● RECORDS FOR THE TASK
########

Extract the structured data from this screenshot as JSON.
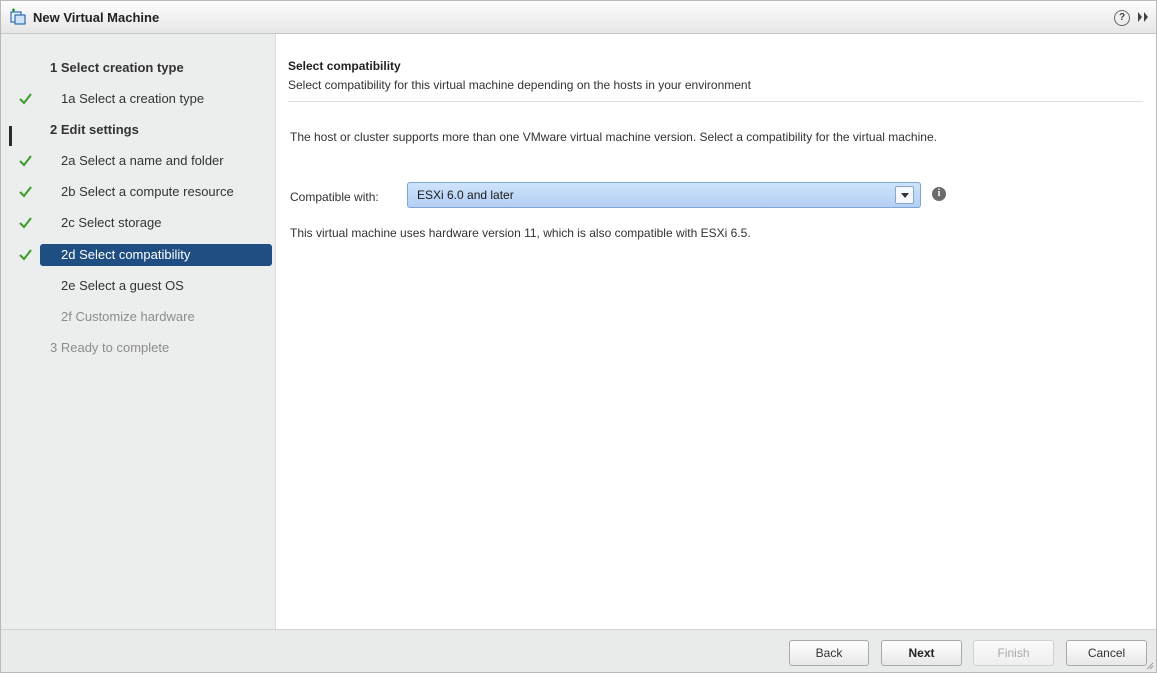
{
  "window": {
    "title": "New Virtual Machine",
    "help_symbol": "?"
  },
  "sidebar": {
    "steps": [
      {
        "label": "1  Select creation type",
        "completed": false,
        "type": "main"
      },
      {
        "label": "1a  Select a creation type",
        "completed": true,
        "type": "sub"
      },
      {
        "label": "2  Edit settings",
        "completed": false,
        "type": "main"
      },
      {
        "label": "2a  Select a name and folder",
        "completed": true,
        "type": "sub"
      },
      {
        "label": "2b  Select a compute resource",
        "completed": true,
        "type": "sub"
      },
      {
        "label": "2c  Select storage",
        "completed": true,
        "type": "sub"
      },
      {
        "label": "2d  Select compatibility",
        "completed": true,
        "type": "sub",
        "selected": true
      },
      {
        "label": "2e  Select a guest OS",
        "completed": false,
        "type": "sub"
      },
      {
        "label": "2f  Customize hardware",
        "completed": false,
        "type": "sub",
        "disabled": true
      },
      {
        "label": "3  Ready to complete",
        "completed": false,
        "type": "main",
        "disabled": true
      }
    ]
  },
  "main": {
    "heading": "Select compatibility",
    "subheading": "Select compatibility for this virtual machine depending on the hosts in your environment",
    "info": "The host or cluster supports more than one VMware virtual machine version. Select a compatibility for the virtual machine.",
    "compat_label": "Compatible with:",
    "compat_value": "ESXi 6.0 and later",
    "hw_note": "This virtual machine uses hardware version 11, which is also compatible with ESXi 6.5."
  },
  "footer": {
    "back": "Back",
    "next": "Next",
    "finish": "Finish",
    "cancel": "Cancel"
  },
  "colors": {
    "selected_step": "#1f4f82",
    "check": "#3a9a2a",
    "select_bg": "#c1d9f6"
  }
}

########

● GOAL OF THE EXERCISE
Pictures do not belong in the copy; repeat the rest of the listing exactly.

● PROBLEM SOLUTION
Extract the structured data from this screenshot as JSON.
{
  "window": {
    "title": "New Virtual Machine",
    "help_symbol": "?"
  },
  "sidebar": {
    "steps": [
      {
        "label": "1  Select creation type",
        "completed": false,
        "type": "main"
      },
      {
        "label": "1a  Select a creation type",
        "completed": true,
        "type": "sub"
      },
      {
        "label": "2  Edit settings",
        "completed": false,
        "type": "main"
      },
      {
        "label": "2a  Select a name and folder",
        "completed": true,
        "type": "sub"
      },
      {
        "label": "2b  Select a compute resource",
        "completed": true,
        "type": "sub"
      },
      {
        "label": "2c  Select storage",
        "completed": true,
        "type": "sub"
      },
      {
        "label": "2d  Select compatibility",
        "completed": true,
        "type": "sub",
        "selected": true
      },
      {
        "label": "2e  Select a guest OS",
        "completed": false,
        "type": "sub"
      },
      {
        "label": "2f  Customize hardware",
        "completed": false,
        "type": "sub",
        "disabled": true
      },
      {
        "label": "3  Ready to complete",
        "completed": false,
        "type": "main",
        "disabled": true
      }
    ]
  },
  "main": {
    "heading": "Select compatibility",
    "subheading": "Select compatibility for this virtual machine depending on the hosts in your environment",
    "info": "The host or cluster supports more than one VMware virtual machine version. Select a compatibility for the virtual machine.",
    "compat_label": "Compatible with:",
    "compat_value": "ESXi 6.0 and later",
    "hw_note": "This virtual machine uses hardware version 11, which is also compatible with ESXi 6.5."
  },
  "footer": {
    "back": "Back",
    "next": "Next",
    "finish": "Finish",
    "cancel": "Cancel"
  },
  "colors": {
    "selected_step": "#1f4f82",
    "check": "#3a9a2a",
    "select_bg": "#c1d9f6"
  }
}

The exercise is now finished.